A 2012 law requires 35% of electricity from renewable resources by 2024 and carbon emission reductions of 50% below 2000 levels by 2050.[10][11][12] Combined with declining solar installation costs, it's estimated that the 2012 climate law will lead to 6 GW of solar capacity in Mexico by 2020.[13]

At the Solar Power Mexico conference, it was said that PV electricity and solar thermal will comprise up to 5% of Mexico's energy by 2030 and up to 10% by 2050.[14]

There is considerable academic and commercial interest in a new form of concentrated solar power (CSP), called STEM, for off-grid applications to produce 24 hour industrial scale power for remote communities and mining sites. STEM uses fluidized silica sand as a thermal storage and heat transfer medium for CSP systems. It has been developed by Italy's Magaldi Industries. The first commercial application of STEM will take place in Sicily in late 2015.[15]


Source: – Solar Energy Potential (PDF)[16]
Installed PV capacity (in MW)
2001 15.0 1.1
2002 16.2 1.2
2003 17.1 0.9
2004 18.2 1.1
2005 18.7 0.5
2006 19.7 1.0
2007 20.7 1.0
2008 21.7 1.0
2009 25.0 3.3
2010 30.6 5.6
2011 40.1 9.5
2012 52.4 12
2013 112 60
2014 176 64
Source: from the IEA-PVPS. Figures from 2001–2013,[17] and for 2014[18]
Total Capacity – Cumulative installed PV capacity in MW since 2001

See also[edit]


  1. ^ Sunny Mexico: An Energy Opportunity
  2. ^ Is Solar Power Cheaper Than Wind?
  3. ^ Smarter Energy Storage For Solar And Wind Power
  4. ^ Chu calls for hydro storage to conserve clean energy
  5. ^ Mexico photovoltaic project to sell electricity to CFE
  6. ^ Sonora Energy to Build 39 MW Solar Project in Mexico
  7. ^ Agua Prieta II
  8. ^ "Cumulative and Newly-Installed Solar Photovoltaics Capacity in Ten Leading Countries and the World, 2009". Earth Policy Institute. 2010-09-21. Retrieved 2010-09-22. 
  9. ^ First 50 Megawatts of Large Solar Power Plant in Baja California
  10. ^ Mexico Emulates Neighbor California With 35% Clean Climate Law
  11. ^ Mexican Renewable Energy Market Set to Soar in 2013
  12. ^ Christina McCain (2012-07-16). "Mexico's historic climate law: an analysis". Environmental Defense Fund.

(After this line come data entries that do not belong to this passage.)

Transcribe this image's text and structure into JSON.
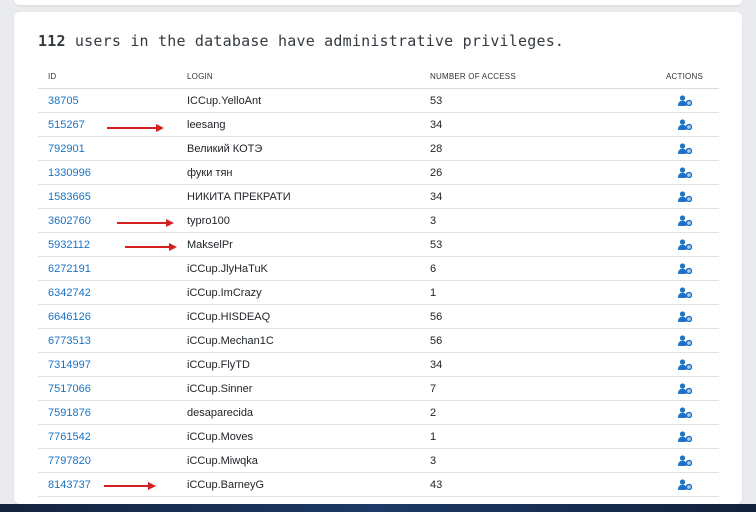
{
  "heading": {
    "count": "112",
    "text": " users in the database have administrative privileges."
  },
  "table": {
    "columns": [
      "ID",
      "LOGIN",
      "NUMBER OF ACCESS",
      "ACTIONS"
    ],
    "rows": [
      {
        "id": "38705",
        "login": "ICCup.YelloAnt",
        "access": "53"
      },
      {
        "id": "515267",
        "login": "leesang",
        "access": "34"
      },
      {
        "id": "792901",
        "login": "Великий КОТЭ",
        "access": "28"
      },
      {
        "id": "1330996",
        "login": "фуки тян",
        "access": "26"
      },
      {
        "id": "1583665",
        "login": "НИКИТА ПРЕКРАТИ",
        "access": "34"
      },
      {
        "id": "3602760",
        "login": "typro100",
        "access": "3"
      },
      {
        "id": "5932112",
        "login": "MakselPr",
        "access": "53"
      },
      {
        "id": "6272191",
        "login": "iCCup.JlyHaTuK",
        "access": "6"
      },
      {
        "id": "6342742",
        "login": "iCCup.ImCrazy",
        "access": "1"
      },
      {
        "id": "6646126",
        "login": "iCCup.HISDEAQ",
        "access": "56"
      },
      {
        "id": "6773513",
        "login": "iCCup.Mechan1C",
        "access": "56"
      },
      {
        "id": "7314997",
        "login": "iCCup.FlyTD",
        "access": "34"
      },
      {
        "id": "7517066",
        "login": "iCCup.Sinner",
        "access": "7"
      },
      {
        "id": "7591876",
        "login": "desaparecida",
        "access": "2"
      },
      {
        "id": "7761542",
        "login": "iCCup.Moves",
        "access": "1"
      },
      {
        "id": "7797820",
        "login": "iCCup.Miwqka",
        "access": "3"
      },
      {
        "id": "8143737",
        "login": "iCCup.BarneyG",
        "access": "43"
      }
    ]
  },
  "colors": {
    "link": "#1a73c4",
    "annotation_arrow": "#d42020"
  },
  "icons": {
    "action": "user-gear-icon",
    "cursor": "mouse-pointer-icon",
    "annotation": "red-arrow"
  }
}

Retrieved 2014-08-05. 
  13. ^ Lucy Woods (2013-12-19). "Mexico to quadruple solar growth in 2014: GTM". Retrieved 2014-08-05. 
  14. ^ "Solar Power Mexico 2012: The Only Event Uniting the Rapidly Expanding Mexican Solar Industry". Solar Power Mexico. 
  15. ^ "Italian project shows strong potential for sand based CSP". CSP Today. 11 April 2014. Retrieved 16 August 2015. 
  16. ^ "Solar Energy Potential in Mexico's Northern Border States" (PDF). Woodrow Wilson International Center for Scholars. Retrieved 9 April 2013. 
  17. ^ "Snapshot of Global PV 1992-2014" (PDF). International Energy Agency — Photovoltaic Power Systems Programme. 30 March 2015. p. 15. Archived from the original on 30 March 2015. 

External links[edit]